In the case of Starbucks, how did they arrive at price increase, going against the flow? The simplest calculation here is, when price conscious customers moved out all they are left with are price insensitive customers who prefer their products. Hence it makes sense to charge more for them as long as the loss in profit from further drop in customers is less than the increase in profit from higher price. (Here is an attempt at formal proof on why increasing prices yields better profits).

Starbucks has a gross margin of 22%. This is however the average. On their high priced premium drinks we can assume that their margins are at least twice as much. So let us say it is 44% gross margin. Their premium drinks retail for \$3.75 or higher, so the new price is \$4.05 and at 44% margin, their profit per cup is\$1.78 . (Please note that gross margin numbers from GAAP income statements are not based on just marginal costs and include fixed cost allocations.)

Let us say they sell ‘N’ premium drinks in a year at the current price. The increase in profit from 30 cent price increase (if the number of drinks sold remains ‘N’) is  0.3N. You will see the value of N is not important to the analysis.

However, there is bound to be fall in sales. But how far should the sales fall to negate the benefits of price increase?

Let us say the sales falls from  by ΔN cups, then lost profit from this lost sales is   1.78ΔN

Their price increase will result in net loss only if 1.78ΔN  > 0.3N, that is sales has to fall by 17% from its current levels.  One in six people has to stop buying the premium drink.  (Note: We assumed a 44% margin, if it is lower  that that then the sales have to drop much more than 17% to make the price increase option unattractive)

Another way to look at this is from price elasticity of demand – % change in volume for one % change in price. For the price increase to be unprofitable, price elasticity of demand must be just over 2 (every % increase in price should result in  drop in volume of 2%).

The New York Times asks, “Will the hard-core customers pay more”? How likely is a 17% sales drop? Not very given that most price sensitive customers have moved out and what they are left with are those who prefer Starbucks over other brands. So their price sensitivity is most likely to be lower than it would have been before the recession.

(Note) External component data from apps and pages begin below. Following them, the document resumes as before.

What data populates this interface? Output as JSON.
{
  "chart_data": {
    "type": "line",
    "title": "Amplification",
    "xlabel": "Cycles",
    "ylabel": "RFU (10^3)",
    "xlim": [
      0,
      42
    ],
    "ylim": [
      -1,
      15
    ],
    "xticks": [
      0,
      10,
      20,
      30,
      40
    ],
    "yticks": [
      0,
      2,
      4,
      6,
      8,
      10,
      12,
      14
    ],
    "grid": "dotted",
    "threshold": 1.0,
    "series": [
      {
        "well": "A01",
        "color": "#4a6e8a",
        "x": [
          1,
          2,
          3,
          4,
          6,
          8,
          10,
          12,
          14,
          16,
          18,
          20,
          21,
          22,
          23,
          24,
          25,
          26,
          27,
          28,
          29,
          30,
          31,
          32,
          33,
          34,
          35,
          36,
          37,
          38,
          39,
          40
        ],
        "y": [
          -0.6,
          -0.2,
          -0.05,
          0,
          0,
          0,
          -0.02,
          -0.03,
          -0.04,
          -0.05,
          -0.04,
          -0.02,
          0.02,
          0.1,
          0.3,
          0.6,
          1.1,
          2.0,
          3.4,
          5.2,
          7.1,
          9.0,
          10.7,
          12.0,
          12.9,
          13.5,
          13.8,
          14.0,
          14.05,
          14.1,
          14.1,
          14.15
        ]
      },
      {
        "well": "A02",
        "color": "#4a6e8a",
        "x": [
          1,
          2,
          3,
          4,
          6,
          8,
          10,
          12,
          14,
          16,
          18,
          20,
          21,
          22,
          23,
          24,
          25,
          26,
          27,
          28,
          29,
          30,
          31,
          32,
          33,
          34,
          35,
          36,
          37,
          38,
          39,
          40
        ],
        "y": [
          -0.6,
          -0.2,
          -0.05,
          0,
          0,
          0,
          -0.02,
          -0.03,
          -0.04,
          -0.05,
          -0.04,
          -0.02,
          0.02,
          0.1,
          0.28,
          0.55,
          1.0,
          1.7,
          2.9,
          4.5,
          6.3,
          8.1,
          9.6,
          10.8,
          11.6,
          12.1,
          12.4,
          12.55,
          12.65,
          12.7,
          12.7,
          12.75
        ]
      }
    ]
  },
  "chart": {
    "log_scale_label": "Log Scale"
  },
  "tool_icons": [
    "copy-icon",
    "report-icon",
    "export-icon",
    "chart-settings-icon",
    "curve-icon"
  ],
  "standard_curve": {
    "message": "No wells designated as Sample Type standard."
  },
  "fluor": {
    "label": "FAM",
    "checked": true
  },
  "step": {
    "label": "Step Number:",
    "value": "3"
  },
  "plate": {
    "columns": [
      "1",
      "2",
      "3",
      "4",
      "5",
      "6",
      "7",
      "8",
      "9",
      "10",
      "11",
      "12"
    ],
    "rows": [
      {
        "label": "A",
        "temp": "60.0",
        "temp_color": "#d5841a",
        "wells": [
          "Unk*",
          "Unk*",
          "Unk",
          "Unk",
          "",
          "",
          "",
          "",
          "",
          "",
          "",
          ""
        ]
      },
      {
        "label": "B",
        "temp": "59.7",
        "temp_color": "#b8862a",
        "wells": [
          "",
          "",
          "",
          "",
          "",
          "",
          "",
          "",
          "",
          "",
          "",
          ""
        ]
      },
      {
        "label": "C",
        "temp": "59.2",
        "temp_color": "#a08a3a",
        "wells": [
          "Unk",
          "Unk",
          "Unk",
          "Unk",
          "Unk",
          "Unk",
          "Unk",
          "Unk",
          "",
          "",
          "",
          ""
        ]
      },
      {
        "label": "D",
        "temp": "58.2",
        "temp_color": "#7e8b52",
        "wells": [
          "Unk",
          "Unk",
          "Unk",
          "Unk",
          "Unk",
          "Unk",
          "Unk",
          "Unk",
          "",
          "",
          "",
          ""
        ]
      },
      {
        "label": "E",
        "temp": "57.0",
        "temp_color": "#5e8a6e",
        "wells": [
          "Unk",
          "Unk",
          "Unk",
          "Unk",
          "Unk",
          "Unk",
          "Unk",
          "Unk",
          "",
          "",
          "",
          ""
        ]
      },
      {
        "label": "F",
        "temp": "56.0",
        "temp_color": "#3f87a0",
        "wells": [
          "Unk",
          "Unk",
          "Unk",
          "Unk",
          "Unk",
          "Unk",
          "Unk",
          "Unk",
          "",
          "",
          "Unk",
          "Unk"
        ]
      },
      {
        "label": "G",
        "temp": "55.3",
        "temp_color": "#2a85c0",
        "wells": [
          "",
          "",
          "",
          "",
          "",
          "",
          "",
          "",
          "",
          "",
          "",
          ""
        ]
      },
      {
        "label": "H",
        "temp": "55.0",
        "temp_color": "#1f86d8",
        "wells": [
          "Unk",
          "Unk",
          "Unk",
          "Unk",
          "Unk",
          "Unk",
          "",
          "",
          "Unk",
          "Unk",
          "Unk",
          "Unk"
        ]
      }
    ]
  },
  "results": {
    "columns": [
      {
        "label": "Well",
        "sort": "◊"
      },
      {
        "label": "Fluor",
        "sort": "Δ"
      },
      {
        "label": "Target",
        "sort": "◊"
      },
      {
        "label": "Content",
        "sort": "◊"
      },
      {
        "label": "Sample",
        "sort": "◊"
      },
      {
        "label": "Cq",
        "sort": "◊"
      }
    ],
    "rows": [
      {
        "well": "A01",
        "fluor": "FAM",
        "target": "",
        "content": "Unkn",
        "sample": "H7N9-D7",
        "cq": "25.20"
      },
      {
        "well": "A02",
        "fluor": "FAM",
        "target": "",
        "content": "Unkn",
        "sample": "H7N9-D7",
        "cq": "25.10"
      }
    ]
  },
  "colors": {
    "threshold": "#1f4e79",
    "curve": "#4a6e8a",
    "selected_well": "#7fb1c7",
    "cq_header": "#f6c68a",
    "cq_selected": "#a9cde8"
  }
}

Hence a 17% drop in sales is  highly unlikely. In terms of elasticity, premium drinks moved to inelastic part of the demand curve. As long as the sales drop stays below the 17%  mark, the price increase is a profitable and a smart move for Starbucks.

You can see how  Starbucks would have made this counter-intuitive decision – because it is based on evidence and analysis. Unfortunately this does not come naturally to most marketers, because no one wants to go against the flow or stand-up to authority. Worse, most marketers accept conventional wisdom without a challenge  because they lack  inclination and wherewithal to seek the right data and do the relevant analysis.